What is a meniscus tear?

Located between the femur (thigh bone) and tibia (shin bone) is a “C” shaped shock-absorbing cartilage known as the meniscus. The meniscus is separated into two parts: the medial and lateral meniscus. The medial meniscus is found along the inner portion of the knee and bears up to 50% of the stress load exerted on the inside compartment of the knee. The lateral meniscus is found along the outer portion of the knee and bears up to 80% of the stress load exerted on the outside compartment of the knee. The meniscus functions as a shock absorber between the femur and tibia and also provides lubrication for the knee joint to move easily. The most important role of the meniscus, however, is protecting the ligaments from outside forces and providing stability to the knee joint. A tear within this cartilage can be caused by forceful knee rotation with the full weight of the body on the knee. This type of injury is one of the most common injuries seen in athletes, but not limited to athletes as individuals can experience a meniscus tear with activities of daily living. Dr. Answorth A. Allen, orthopedic knee specialist serving patients in Manhattan, New York City, Westchester, Long Island and surrounding areas, has the knowledge and understanding, as well as substantial experience in treating patients who have experienced a meniscus tear.

Meniscus | Manhattan NY

What is meniscal deficiency?

The bones and cartilage of the knee can experience added stress and degeneration in the absence of the meniscal fibrocartilage ring. Meniscal deficiency occurs when the knee joint breaks down without the presence of the meniscus. This can occur from a degenerative condition, heredity, or from a misshapen meniscus. Meniscal deficiency can cause a misalignment of the bones within the knee joint and further contribute to the onset of arthritis.

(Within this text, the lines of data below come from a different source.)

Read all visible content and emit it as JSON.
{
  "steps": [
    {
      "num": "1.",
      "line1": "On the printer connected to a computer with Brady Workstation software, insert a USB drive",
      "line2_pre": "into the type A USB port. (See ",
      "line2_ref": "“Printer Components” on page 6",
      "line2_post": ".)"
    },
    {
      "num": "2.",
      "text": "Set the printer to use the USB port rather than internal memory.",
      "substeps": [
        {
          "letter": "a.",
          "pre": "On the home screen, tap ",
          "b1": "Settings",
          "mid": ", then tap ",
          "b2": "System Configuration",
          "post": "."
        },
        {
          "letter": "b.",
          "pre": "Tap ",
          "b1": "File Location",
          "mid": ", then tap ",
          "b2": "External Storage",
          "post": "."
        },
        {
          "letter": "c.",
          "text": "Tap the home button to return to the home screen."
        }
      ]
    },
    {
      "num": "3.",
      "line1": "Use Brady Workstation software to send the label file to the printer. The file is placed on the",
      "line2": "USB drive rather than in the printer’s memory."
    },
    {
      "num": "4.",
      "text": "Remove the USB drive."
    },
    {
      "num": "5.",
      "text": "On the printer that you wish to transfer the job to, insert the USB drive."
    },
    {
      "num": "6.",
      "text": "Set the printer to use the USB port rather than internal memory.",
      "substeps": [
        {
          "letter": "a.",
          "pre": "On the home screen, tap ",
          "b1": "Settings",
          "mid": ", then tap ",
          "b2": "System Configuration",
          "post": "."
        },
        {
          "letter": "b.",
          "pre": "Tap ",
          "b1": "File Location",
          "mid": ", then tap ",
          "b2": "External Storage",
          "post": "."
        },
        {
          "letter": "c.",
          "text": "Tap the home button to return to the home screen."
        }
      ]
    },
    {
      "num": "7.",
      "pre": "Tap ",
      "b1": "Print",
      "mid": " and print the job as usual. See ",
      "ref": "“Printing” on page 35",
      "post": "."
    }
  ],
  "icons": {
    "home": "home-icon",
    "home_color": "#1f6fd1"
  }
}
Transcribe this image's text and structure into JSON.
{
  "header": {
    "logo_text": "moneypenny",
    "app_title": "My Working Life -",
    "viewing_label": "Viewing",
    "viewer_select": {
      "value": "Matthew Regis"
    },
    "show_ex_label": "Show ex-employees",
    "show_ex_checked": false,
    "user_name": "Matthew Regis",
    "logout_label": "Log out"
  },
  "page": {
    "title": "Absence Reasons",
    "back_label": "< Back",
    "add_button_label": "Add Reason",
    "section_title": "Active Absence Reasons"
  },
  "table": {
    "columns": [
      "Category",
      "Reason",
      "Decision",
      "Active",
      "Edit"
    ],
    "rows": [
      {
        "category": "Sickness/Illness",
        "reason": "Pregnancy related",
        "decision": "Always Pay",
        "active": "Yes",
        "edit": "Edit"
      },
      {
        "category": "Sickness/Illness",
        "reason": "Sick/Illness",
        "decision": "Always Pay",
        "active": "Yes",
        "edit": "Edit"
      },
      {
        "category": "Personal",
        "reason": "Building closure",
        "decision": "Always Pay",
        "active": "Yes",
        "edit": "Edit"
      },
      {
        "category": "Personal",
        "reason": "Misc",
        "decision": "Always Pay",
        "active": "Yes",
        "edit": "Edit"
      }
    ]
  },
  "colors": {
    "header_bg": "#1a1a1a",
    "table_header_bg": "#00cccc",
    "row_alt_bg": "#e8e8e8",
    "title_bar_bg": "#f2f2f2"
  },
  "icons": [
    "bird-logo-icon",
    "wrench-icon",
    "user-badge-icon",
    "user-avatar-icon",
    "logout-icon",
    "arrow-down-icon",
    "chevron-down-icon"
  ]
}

What are the symptoms of a meniscus tear?

A common complaint of a meniscus tear is pain that fluctuates between mild and severe episodes.  Patients who have experienced a meniscus tear are usually able to still walk. Other symptoms of a meniscus tear include:

  • Swelling and stiffness
  • “Locking” or “catching” of the knee
  • A “pop” can sometimes be heard with the injury
  • Decreased range of motion
  • Knee instability or “buckling” episodes

How is a meniscus tear diagnosed?

A comprehensive medical history, including how the injury occurred, will be obtained by Dr. Allen. A physical examination will be performed involving an evaluation for areas of pain and tenderness and range of motion will be assessed. Diagnostic imaging, such as x-rays and magnetic resonance imaging (MRI), may be requested to determine the extent of the injury and confirm a meniscus tear diagnosis.

What is the treatment for a meniscus tear?

The meniscus can be divided into two segments: the outer third “red zone”, where there is a healthy blood supply and tears can sometimes heal without surgery; and, the inner two-thirds “white zone”, where a lack of blood supply makes it difficult for tears to resolve on their own. Dr. Allen will take the location of the tear, as well as the patient’s age, activity level, and severity of the injury, into account to determine the best treatment option.

Non-surgical treatment:

If the meniscus tear is small and located in the outer third of the meniscus, and the patient does not experience instability as a result of the injury, conservative therapies may be appropriate to repair the meniscus tear. A combination of rest, ice, and non-steroidal anti-inflammatory medications can be used for pain management and reduce inflammation. When deemed appropriate, Dr. Allen will recommend a physical rehabilitation program to restore range of motion and strength to the knee.

Surgical treatment:

If conservative therapy is unsuccessful, or if the tear is located in the inner two-thirds of the meniscus, Dr. Allen may recommend an arthroscopic meniscus repair or meniscectomy. This minimally invasive procedure involves a small camera (arthroscope) and specialized surgical instruments to complete the necessary revisions. Based on the intraoperative findings, Dr. Allen may implement one, or more of the following surgical techniques:

  • Debridement: This technique excises the damaged portions of the non-viable cartilage.
  • Meniscal Repair: This procedure is ideal for tears that occur within the outer third of the meniscus with a healthy blood supply. The torn portions of the cartilage are reattached using special surgical anchors that are secured within the tissue.
  • Biologic Augmentation: This repair method utilizes the patient’s own bone marrow, known as Bone Marrow Aspirate Concentrate (BMAC), or platelet-rich plasma (PRP) to generate healing at the repair site. Biologic Augmentation is often performed in conjunction with a meniscal repair.
  • Meniscectomy: This technique is reserved for patients with larger tears or when all other treatment options have been exhausted. During this procedure, Dr. Allen removes the portions of the meniscus that are non-repairable.

Meniscus Tear Specialist

A meniscus tear can be cause by forceful knee rotations or by normal wear and tear of the knee joint. Meniscus tears often cause swelling, decreased range of motion, and locking of the knee. This injury can often be treated conservatively, however, more severe cases may require surgical intervention. Knee surgeon Doctor Answorth Allen provides diagnosis and treatment for patients in Manhattan, New York City, Westchester, Long Island and surrounding areas. Contact Dr. Allen’s team today!